As it became less and less of a good investment, the ownership of the Spread Eagle changed hands many times before coming into the possessin of George W. Childs, of Philadelphia, who is said to have bought it to prevent anyone from obtaining a license for the sale of liquor so near is large building operation at nearby Wayne. This was probably in the very early eighties.

Soon after acquiring possession of the property, Mr. Childs gave its use to the Lincoln Institute of Philadelphia as a summer home for the large number of Indian girls who were being trained and educated by the institution.

Since the managers of the school feared the effect of the hot city on their Indian children they were glad to accept Mr. Childs’ offer. Although no rent was charged, it is said it cost the school more than a thousand dollars to make the hostelry habitable and suited to their use. Soon, almost a hundred girls were established in their new home in what proved a highly successful venture.

One of the most interesting events of the Indian girls’ sojourn at the old tavern was an entertainment given on the evening of September 24, 1884, at Wayne Hall. According to Mr. Saehse’s description, as given in his book to which we have made frequent reference, the program “consisted of a series of twenty-two tableaux, illustrative of Longfellow’s beautiful powem of Hiawatha.

“The Reverend Joseph L. Miller, chaplain of the institution, read the portion of the poem descriptive of the scenes as presented by the dusky children. There were ten characters represented on the tableaux.

“All the scenes passed off successfully, and were well applauded by the large audience present. Among the most vivid pictures were ‘The Indian House’, Hiawatha’s ‘infancy’ with an Indian Lullaby and ‘Lover’s Advent’. The ‘Wedding Feast’, with its songs and dances, was the crowning feature of the evening. In this scene the stage was filled with the girls and boys of the Institute, all in striking costumes brilliant in color and beads, feathers, tassels, fringes and other trinkets.
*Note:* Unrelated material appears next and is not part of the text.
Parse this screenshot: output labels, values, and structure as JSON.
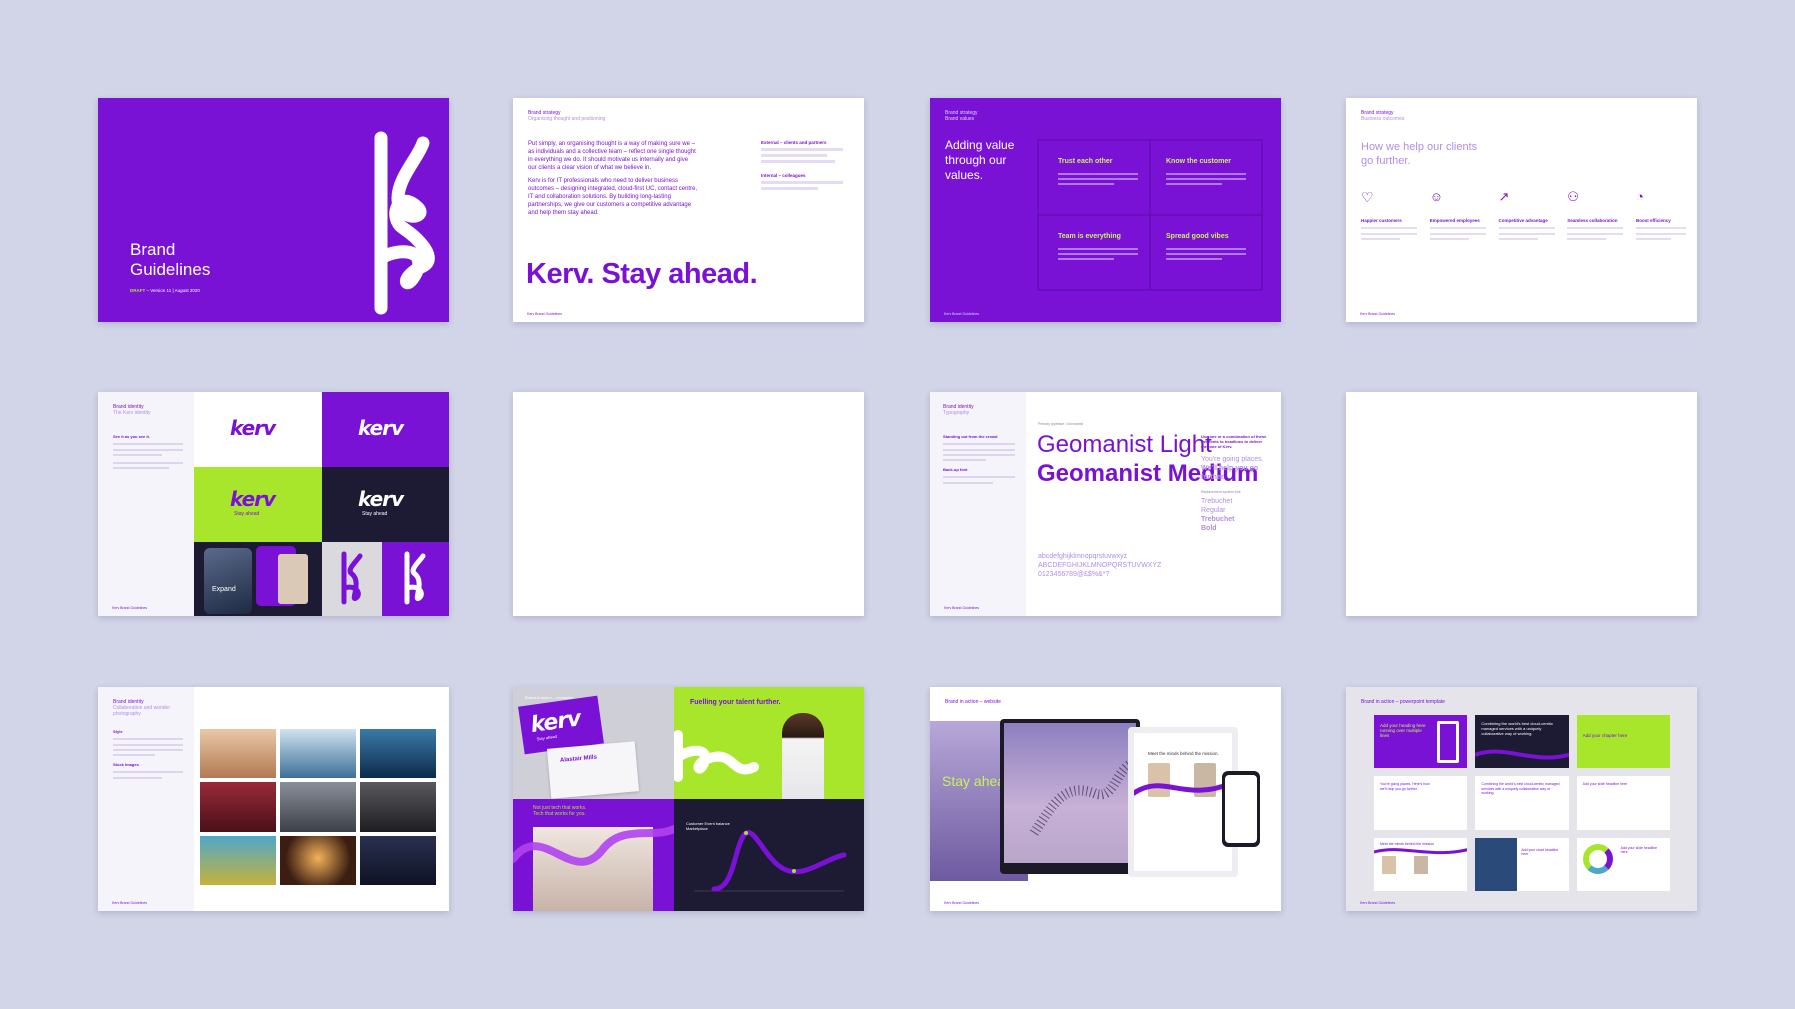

A wedding song was sung, then came the dance, after which a chorus of over thirty Indians sang a hymn in the Dakota language.” (Wayne Hall is the big building still standing at the northeast corner of the Pike and North Wayne avenue.)

Public religious services were also held every Sunday in Wayne Hall by the Institution, when “the choir” music and the responses, according to the ritual of the Protestant Episcopal Church, were entirely rendered by the Indian girls.

“As they walked along the stone turnpike, to and from the services, it seemed a far cry from the days when their ancestors roamed this same countryside as they willed among trails of their own making. Visitors at the school included several traveling Indian bands, among them one led by the famous ‘Sitting Bull’, with his band all resplendent in scarlet blankets, leggings and feathers; with faces and hands daubed and streaked with vermillion and chrome yellow”. They must have been a picturesque lot as they sat around the feast prepared for them by the Indian girls. And all of this was happening in Wayne a little more than sixty years ago!

Later the Lincoln Institute purchased ten acres of woodland on South Valley hill, about a mile and half northeast of the old Inn, after several attempts to buy the latter from Mr. Childs. Three large buildings, used as a permanent former school, were knows as “Po-Ne-Mah.”

Eventually the old Spread Eagle Tavern was demolished by Mr. Childs, the stones being used in the construction of the Wayne Estate houses, if this writer’s information is correct.

According to Elise Lathrop, writing in “Early American Inns and Taverns”, the larger home now known as “Spread Eagle Mansion”, was built somewhere between 1836 and 1846 as a private residence. The building somewhat back of and to the East of the large mansion may have originally been the old stables or some part of them, in Miss Lathrop’s opinion, which she has not been able to verify, however.

(To be Continued)

Any information in regard to the present buildings on the Spread Eagle property will be gratefully received by Mrs. Patterson.